HighFive only contains 5 instructions:
- + - increment the value at the pointer
- - - decrement the value at the pointer
- * - jump if not zero
- / - increment the pointer
- . - put memory segment into output
Like BrainFuck, any other character is a comment, and is completely ignored.
The pointer can be one of eight possible 8-bit(1-byte) values, numbered from 0 to 7. They translate to:
- These are the values that you manipulate. They are standard memory.
- This sets the memory segment. When you do this, pointers 0-4 point to a different part of memory.
- This sets the I/O port that you will use.

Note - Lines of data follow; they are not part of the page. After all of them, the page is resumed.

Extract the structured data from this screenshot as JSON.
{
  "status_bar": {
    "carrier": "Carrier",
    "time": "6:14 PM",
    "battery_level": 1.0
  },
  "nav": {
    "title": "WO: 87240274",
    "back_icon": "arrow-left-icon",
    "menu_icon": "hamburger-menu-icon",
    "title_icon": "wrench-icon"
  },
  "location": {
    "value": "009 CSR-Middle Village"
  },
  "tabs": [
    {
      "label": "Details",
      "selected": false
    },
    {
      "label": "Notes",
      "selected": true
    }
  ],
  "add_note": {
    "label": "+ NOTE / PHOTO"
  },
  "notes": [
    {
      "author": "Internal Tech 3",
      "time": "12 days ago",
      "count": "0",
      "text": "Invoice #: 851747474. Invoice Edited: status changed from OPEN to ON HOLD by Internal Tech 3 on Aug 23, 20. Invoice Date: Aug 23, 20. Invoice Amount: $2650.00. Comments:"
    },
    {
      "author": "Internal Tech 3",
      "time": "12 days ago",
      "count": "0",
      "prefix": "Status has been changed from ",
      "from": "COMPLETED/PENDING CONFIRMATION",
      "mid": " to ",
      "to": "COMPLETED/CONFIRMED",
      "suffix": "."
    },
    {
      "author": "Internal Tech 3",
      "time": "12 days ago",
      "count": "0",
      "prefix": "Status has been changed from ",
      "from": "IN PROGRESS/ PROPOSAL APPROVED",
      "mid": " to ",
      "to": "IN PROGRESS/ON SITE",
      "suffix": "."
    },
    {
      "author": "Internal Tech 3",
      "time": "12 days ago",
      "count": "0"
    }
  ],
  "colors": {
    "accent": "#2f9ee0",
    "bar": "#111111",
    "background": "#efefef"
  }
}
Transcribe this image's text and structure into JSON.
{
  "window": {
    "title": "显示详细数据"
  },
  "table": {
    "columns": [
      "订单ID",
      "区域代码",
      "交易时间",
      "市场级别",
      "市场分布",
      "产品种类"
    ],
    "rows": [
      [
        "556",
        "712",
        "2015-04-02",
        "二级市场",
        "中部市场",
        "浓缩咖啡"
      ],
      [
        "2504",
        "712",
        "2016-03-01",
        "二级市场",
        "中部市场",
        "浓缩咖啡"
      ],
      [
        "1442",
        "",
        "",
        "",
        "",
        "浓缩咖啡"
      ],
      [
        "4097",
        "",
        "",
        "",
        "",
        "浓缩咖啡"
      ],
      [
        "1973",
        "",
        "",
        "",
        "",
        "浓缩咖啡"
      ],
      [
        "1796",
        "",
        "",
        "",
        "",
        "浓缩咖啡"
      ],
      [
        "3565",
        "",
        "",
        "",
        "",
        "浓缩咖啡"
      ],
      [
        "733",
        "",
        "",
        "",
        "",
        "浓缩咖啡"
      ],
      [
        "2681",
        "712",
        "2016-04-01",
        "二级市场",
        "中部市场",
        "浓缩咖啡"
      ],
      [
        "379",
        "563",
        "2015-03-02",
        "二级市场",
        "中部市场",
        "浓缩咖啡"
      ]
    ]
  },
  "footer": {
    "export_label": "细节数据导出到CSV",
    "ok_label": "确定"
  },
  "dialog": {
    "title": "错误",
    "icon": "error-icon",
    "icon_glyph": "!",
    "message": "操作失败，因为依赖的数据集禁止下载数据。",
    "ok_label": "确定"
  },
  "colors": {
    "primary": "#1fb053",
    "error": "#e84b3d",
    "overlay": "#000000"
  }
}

- This is the input for the currently selected I/O port. It can be decremented for use in a loop using -. If you use + though, it will request a bit of input.
How does * work?
It is a relative conditional jump, which works like so:
If the last value modified equals zero, then jump backwards or forwards the number of steps as indicated by the pointer, which in this case is treated as a signed number.
Here is an example program, which should print "HELLO":